design et al are delighted to announce that Eggersmann Design has been shortlisted for Kitchen Design Over £150,000 Award in The International Design & Architecture Awards 2019.
The client, a young family of five plus their dog, had inherited an old and outdated Mark Wilkinson kitchen when they moved into the property. Having lived with it for over 15 years they initially approached Eggersmann Design to replace it with a like for like layout however, after much consultation, the client decided to opt for a total reconfiguration of the space.

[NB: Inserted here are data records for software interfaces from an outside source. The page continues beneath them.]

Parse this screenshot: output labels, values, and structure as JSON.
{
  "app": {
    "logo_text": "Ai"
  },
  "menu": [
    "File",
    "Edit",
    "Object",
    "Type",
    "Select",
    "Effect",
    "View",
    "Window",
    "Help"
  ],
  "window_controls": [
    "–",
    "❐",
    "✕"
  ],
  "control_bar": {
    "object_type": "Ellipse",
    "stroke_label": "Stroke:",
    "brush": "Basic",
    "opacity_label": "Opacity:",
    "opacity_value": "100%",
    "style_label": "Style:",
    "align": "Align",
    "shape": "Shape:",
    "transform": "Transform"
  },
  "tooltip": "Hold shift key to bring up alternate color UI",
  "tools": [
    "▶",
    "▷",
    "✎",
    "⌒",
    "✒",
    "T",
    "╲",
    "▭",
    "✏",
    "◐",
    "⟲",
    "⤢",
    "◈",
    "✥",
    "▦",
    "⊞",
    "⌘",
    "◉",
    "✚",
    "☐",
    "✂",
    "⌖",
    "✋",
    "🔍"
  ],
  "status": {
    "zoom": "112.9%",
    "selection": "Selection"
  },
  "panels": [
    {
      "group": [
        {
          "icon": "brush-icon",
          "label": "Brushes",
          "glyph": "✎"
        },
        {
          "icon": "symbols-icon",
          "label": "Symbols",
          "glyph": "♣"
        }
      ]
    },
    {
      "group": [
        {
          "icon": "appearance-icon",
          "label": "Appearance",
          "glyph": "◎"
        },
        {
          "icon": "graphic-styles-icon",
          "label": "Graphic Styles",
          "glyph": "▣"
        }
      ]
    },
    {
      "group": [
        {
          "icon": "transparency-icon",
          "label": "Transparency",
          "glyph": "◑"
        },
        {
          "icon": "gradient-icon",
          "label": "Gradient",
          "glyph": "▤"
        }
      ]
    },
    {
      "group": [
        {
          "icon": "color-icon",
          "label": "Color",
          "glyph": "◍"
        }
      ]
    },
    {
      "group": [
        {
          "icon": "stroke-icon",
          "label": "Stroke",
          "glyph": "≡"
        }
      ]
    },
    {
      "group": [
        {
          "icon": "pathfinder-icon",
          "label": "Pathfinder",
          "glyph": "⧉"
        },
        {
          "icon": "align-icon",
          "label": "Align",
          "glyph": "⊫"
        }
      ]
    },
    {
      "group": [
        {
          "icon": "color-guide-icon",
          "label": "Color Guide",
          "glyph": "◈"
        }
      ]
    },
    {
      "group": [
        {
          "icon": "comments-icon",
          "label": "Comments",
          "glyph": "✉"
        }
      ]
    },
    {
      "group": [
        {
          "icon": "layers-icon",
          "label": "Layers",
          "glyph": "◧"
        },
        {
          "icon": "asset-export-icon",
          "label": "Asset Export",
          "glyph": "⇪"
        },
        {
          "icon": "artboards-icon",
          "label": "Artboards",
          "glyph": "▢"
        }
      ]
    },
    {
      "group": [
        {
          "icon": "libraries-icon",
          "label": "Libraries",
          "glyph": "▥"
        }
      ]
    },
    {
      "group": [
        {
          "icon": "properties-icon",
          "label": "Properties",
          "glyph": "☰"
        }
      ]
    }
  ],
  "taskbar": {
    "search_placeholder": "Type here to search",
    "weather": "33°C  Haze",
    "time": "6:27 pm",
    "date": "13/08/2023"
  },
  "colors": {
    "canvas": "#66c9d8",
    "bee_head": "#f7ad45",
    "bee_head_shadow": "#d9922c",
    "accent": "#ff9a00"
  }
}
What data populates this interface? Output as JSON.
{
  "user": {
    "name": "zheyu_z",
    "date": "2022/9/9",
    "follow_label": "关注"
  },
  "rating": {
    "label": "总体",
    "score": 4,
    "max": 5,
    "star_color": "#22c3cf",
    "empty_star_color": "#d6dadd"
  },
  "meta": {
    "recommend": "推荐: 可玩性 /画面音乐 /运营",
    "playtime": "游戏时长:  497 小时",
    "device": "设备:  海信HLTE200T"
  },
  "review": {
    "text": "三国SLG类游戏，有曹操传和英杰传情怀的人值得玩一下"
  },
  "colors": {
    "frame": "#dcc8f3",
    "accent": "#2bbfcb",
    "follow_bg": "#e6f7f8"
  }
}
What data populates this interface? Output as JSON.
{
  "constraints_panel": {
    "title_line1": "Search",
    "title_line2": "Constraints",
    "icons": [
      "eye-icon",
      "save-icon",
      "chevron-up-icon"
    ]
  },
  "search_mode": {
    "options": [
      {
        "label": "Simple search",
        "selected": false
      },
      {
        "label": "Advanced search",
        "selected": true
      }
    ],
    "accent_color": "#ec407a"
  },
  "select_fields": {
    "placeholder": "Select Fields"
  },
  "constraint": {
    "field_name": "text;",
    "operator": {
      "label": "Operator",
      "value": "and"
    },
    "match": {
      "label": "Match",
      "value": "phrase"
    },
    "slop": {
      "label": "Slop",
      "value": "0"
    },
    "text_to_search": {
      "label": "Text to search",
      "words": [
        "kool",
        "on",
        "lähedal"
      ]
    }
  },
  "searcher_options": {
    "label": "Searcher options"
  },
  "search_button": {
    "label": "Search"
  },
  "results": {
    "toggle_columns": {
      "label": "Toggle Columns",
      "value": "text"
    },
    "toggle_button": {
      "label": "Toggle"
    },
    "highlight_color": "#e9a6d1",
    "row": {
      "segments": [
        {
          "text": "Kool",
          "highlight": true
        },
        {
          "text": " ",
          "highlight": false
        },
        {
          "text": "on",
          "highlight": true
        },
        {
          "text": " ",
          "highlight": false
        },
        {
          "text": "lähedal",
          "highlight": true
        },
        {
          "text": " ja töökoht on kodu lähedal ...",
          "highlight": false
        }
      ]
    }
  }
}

A key part of the brief was that the client wanted a large stone-clad island with as many clever storage solutions as possible. The client wanted a sleek and elegant kitchen that didn’t compromise on functionality. As the kitchen is situated in a large open-plan dining / living space it was important to consider this brief with a wider, holistic approach. It was essential that Eggersmann Design took these surrounding zones into consideration when designing the new kitchen.
It was important that the kitchen met the various needs of the family yet did not dominate the room. Balance was achieved by enclosing a pantry / utility space behind the large integrated refrigeration appliances. Eggersmann Design had a bulky structural pillar which was fixed and due to its position limited us somewhat on layout options. The solution was to repeat a similar detail to the right of the refrigerators and connect them with a timber structure cladded in plaster board and decorated to match – therefore creating an illusion of the kitchen joinery and doorway into the pantry area perfectly fitting within an existing structure.
The 14 ft stone-clad island provides most of the storage space and is the focal-point of the room, yet remains elegant and unobtrusive. By slicing the pale stone to a just 12mm thick, a process unique to Eggersmann design, they were able to apply natural stone to the entire island, including the moving drawer elements, recessed grip areas and plinth.
The design had to ensure that the kitchen worked in harmony with the surrounding spaces. The bespoke curved velvet bench in the corner of the kitchen was a crucial element of the design, serving to balance the hard lines and meticulous geometry of the kitchen cabinetry and to blur the boundaries between the three zones. Ambient lighting was added within the open cabinetry as well as underneath them in order to soften the overall look of the kitchen zone.